cosmos is known to astronomers as the extragalactic background light
(EBL).  To gamma rays, the EBL functions as a kind of cosmic fog.
Astronomers investigated the EBL by studying gamma rays from 150
blazars, or galaxies powered by black holes, that were strongly
detected at energies greater than 3 billion electron volts (3 GeV), or
more than a billion times the energy of visible light.  With more than
a thousand detected so far, blazars are the most common sources
detected by Fermi, but gamma rays at those energies are few and far
between, which is why it took four years of data to make the analysis.

As matter falls toward a galaxy's central super-massive black hole,
some of it is somehow accelerated outward at almost the speed of light
in jets pointed in opposite directions.  When one of the jets happens
to be aimed in the direction of the Earth, the galaxy appears
especially bright and is classified as a blazar.  During their
journey, which may be across billions of light-years, the gamma rays
pass through a sort of fog of visible and ultraviolet light emitted by
stars throughout the history of the Universe.  Occasionally, a gamma
ray collides with starlight and transforms into a pair of particles --
an electron and its antimatter counterpart, a positron.  Once that
occurs, the gamma-ray light is lost.  In effect, the process dampens
the gamma-ray signal in much the same way as fog dims a distant light
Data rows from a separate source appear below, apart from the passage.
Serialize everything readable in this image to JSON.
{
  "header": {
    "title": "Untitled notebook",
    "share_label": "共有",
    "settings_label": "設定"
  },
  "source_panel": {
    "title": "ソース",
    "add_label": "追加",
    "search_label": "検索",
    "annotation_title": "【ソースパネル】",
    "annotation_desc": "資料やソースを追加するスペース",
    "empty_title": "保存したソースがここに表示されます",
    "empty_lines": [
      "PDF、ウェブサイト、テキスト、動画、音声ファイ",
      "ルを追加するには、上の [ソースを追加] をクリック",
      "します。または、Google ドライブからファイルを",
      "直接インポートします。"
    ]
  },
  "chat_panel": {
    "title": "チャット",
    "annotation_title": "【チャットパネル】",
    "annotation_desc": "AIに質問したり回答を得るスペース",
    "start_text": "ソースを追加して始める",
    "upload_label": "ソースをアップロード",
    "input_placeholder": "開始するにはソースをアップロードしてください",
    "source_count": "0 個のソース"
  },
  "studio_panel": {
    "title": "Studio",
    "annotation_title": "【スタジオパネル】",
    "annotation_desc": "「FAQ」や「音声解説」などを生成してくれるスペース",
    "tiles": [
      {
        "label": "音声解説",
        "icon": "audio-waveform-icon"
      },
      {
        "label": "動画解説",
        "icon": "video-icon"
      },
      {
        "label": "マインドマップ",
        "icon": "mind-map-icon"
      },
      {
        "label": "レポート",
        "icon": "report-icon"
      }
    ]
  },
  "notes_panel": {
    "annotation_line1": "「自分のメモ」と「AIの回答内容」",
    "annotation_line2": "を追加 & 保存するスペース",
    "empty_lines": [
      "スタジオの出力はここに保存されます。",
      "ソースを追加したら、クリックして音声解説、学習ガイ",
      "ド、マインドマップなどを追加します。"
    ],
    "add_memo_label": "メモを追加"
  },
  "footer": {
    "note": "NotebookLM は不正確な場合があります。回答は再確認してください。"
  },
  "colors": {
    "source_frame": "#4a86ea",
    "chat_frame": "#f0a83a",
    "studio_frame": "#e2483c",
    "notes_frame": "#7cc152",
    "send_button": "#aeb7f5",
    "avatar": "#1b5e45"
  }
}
From studies of nearby blazars, scientists have determined how many
gamma rays should be emitted at different energies.  More distant
blazars show fewer gamma rays at higher energies -- especially above
25 GeV -- thanks to absorption by the cosmic fog.  Thus the farthest
blazars are missing most of their highest-energy gamma rays. The
researchers then determined the average gamma-ray attenuation across
three distance ranges between 9.6 billion years ago and today.  From
that measurement, the scientists were able to estimate the fog's
thickness.  To account for the observations, the average stellar
density in the cosmos has to be about 1.4 stars per 100 billion cubic
light-years, which implies that the average distance between stars in
the Universe is about 4000 light-years.

Bulletin compiled by Clive Down

(c) 2012 the Society for Popular Astronomy

Good Clear Skies
Colin James Watling
Various Voluntary work-Litter Picking for Parish Council (Daytime) and also a friend of Kessingland Beach (Watchman)
Lyra Website:
Real Astronomer and head of the Comet section for LYRA (Lowestoft and Great Yarmouth Regional Astronomers) also head of K.A.G (Kessingland Astronomy Group) and Navigator (Astrogator) of the Stars (Fieldwork)